### SUPPLIED ENTRIES
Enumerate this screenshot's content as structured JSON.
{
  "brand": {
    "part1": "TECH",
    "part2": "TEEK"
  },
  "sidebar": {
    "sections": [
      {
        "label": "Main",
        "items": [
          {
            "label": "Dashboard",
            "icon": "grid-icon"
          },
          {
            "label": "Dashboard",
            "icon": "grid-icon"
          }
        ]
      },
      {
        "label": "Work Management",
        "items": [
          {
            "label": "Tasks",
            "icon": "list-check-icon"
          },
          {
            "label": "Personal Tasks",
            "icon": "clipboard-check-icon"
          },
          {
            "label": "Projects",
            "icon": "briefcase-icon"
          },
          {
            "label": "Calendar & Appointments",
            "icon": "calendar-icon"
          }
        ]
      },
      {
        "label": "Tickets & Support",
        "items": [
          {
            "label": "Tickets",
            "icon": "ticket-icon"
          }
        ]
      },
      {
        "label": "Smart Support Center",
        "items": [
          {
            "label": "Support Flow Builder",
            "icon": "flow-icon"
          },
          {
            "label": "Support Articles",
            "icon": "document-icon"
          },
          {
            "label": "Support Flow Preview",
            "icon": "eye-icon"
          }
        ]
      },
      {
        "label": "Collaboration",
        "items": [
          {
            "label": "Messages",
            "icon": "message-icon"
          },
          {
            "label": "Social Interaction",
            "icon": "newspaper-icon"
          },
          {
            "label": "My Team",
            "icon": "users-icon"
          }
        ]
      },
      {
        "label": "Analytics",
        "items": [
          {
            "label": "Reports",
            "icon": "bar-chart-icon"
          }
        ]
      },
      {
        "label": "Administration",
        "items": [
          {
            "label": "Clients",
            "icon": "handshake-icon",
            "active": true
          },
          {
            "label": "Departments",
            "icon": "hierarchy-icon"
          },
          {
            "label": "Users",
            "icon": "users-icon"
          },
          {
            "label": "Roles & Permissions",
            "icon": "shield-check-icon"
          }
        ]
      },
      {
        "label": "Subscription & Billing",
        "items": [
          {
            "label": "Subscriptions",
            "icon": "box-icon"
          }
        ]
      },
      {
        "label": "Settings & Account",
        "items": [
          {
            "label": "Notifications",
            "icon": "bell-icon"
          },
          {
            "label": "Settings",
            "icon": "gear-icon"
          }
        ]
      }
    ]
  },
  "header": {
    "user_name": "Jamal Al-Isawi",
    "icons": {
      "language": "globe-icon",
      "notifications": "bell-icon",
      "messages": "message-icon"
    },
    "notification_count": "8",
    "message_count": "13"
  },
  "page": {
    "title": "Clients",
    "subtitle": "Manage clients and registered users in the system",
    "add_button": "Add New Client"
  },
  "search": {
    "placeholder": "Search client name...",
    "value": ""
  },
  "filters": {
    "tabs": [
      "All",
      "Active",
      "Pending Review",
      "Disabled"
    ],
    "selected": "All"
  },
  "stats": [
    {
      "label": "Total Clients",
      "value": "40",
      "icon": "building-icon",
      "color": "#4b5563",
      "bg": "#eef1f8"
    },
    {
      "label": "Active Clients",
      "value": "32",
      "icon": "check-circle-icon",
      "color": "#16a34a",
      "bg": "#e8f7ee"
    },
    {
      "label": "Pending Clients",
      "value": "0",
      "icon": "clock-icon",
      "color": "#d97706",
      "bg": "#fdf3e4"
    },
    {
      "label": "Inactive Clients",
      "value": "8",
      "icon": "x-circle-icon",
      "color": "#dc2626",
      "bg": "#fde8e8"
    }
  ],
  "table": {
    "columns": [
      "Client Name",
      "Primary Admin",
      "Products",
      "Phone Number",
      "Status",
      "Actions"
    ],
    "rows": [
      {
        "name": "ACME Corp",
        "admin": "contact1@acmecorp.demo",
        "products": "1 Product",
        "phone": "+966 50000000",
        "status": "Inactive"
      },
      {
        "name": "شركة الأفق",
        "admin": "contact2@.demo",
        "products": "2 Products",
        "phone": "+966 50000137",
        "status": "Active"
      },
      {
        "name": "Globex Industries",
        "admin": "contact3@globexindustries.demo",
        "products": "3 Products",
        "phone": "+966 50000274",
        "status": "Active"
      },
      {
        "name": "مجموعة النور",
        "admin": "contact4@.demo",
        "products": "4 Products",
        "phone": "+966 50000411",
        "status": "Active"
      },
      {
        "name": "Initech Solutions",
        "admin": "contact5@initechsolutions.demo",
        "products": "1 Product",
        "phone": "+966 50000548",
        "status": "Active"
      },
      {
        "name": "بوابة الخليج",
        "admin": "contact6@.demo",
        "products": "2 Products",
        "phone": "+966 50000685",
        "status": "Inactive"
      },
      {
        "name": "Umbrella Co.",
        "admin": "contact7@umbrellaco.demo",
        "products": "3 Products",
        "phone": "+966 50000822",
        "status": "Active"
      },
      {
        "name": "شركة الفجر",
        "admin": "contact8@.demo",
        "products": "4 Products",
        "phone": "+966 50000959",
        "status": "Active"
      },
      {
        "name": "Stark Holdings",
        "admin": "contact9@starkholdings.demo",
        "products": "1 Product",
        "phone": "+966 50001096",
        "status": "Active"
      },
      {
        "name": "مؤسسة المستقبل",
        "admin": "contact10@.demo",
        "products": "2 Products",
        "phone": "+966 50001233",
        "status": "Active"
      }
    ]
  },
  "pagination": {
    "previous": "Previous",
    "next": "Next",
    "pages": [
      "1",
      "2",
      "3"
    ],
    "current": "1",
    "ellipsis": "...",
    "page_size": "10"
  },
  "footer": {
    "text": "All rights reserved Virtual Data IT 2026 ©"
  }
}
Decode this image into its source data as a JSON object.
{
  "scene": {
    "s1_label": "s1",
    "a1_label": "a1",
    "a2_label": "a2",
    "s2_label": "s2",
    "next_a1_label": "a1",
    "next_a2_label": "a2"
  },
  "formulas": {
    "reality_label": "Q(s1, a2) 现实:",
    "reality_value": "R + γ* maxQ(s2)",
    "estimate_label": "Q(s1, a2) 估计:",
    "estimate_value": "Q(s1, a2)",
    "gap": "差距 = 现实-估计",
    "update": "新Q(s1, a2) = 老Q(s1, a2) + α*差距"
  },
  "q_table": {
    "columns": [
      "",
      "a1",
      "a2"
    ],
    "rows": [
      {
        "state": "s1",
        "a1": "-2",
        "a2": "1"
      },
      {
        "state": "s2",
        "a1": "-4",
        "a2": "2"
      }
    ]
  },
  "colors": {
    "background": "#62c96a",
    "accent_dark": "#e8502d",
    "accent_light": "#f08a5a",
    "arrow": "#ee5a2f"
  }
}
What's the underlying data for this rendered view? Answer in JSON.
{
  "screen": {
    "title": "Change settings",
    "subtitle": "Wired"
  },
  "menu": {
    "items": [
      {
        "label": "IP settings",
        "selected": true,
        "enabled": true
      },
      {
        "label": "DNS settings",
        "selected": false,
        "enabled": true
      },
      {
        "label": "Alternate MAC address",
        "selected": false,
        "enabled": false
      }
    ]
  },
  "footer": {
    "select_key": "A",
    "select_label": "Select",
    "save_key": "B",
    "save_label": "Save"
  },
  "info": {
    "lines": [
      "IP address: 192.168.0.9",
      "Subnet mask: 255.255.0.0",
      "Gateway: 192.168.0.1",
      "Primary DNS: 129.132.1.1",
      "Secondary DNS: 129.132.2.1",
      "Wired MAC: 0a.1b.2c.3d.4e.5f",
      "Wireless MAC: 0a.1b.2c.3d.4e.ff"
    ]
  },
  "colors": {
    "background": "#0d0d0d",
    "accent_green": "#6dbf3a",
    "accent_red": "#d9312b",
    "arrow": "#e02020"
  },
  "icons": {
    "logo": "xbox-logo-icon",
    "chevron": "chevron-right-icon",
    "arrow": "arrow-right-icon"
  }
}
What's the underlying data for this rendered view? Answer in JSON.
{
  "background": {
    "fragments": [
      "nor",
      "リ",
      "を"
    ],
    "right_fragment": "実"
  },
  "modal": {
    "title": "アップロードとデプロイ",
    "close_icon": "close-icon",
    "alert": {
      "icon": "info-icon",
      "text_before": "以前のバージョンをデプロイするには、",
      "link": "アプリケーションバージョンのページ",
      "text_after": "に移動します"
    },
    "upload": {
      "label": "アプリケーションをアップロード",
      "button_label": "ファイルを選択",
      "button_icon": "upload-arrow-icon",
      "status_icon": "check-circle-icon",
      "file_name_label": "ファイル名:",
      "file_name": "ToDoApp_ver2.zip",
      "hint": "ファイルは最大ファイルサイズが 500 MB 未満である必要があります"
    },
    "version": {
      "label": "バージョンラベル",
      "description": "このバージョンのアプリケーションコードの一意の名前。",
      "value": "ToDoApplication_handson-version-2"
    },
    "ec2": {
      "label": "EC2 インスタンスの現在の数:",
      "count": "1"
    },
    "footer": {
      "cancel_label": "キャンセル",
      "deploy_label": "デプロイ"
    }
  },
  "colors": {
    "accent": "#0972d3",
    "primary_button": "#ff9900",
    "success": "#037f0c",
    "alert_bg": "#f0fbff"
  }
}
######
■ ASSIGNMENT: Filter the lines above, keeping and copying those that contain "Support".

■ ANSWER SPACE:
        "label": "Tickets & Support",
        "label": "Smart Support Center",
            "label": "Support Flow Builder",
            "label": "Support Articles",
            "label": "Support Flow Preview",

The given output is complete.